Dataset rows for apps and sites:
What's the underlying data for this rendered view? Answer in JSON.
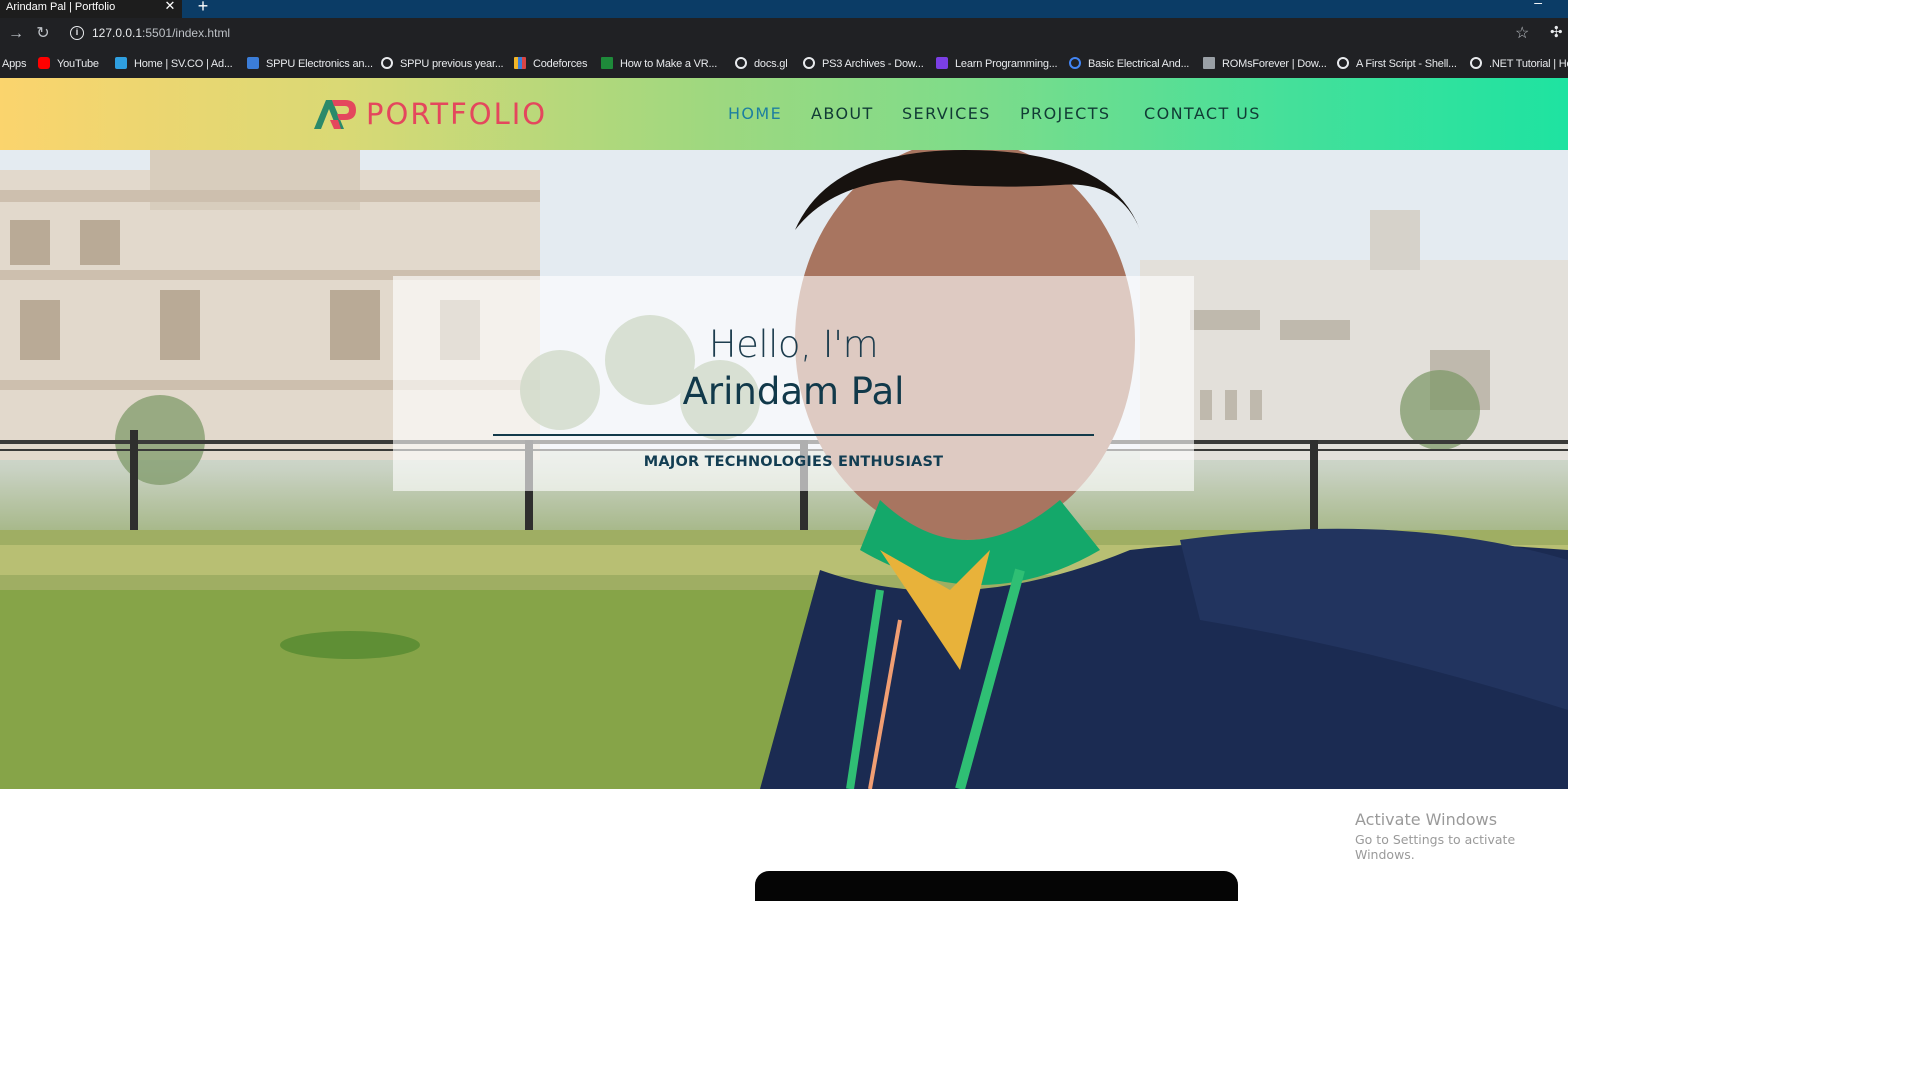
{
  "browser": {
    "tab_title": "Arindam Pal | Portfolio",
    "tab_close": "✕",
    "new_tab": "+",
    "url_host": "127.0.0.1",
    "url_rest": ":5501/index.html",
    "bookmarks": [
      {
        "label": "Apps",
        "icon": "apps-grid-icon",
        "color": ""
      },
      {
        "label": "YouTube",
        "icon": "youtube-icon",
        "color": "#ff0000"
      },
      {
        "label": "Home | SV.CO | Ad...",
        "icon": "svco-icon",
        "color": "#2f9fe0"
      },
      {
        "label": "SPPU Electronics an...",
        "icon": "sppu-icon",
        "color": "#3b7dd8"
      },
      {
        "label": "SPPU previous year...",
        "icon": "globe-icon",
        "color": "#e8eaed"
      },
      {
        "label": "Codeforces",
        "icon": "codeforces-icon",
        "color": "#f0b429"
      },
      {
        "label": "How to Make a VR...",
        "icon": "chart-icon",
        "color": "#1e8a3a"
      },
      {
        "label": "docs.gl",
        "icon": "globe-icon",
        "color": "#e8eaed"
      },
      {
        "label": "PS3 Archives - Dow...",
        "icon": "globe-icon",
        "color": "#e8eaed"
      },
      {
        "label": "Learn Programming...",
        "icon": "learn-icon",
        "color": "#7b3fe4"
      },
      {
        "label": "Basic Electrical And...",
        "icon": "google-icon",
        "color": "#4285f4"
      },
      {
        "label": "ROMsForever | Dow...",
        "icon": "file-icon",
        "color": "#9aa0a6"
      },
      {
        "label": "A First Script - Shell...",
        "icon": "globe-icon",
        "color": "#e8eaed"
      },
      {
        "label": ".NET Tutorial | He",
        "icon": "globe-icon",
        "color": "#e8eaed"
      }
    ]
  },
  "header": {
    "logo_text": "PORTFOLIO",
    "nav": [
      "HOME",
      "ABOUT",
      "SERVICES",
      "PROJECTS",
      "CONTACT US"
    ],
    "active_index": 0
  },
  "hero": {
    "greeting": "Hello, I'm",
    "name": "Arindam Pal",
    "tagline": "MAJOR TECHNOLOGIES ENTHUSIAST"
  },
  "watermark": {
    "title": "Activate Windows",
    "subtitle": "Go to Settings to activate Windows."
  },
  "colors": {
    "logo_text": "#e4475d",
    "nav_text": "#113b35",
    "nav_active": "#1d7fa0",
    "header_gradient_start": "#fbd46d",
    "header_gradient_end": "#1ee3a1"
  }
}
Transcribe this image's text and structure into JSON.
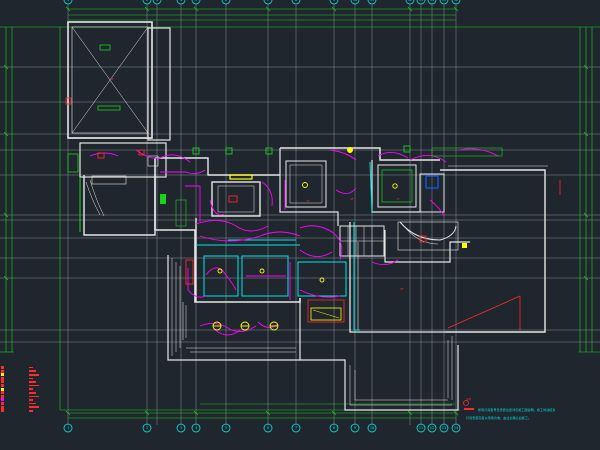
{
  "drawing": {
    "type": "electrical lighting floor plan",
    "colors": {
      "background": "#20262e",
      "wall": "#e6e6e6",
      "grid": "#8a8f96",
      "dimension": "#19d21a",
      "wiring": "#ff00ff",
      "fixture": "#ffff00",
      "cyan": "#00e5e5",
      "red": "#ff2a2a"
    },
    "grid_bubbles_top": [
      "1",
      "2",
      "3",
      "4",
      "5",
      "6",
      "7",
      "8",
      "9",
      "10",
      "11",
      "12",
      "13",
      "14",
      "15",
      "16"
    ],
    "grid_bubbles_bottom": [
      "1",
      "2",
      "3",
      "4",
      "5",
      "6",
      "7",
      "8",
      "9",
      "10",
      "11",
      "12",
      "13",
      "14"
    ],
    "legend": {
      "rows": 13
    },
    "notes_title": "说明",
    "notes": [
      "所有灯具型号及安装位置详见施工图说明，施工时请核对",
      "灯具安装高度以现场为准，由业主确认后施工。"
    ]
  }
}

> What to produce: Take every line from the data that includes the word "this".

> Task result:
What's the underlying data for this rendered view? Answer in JSON.
Transcribe this image's text and structure into JSON.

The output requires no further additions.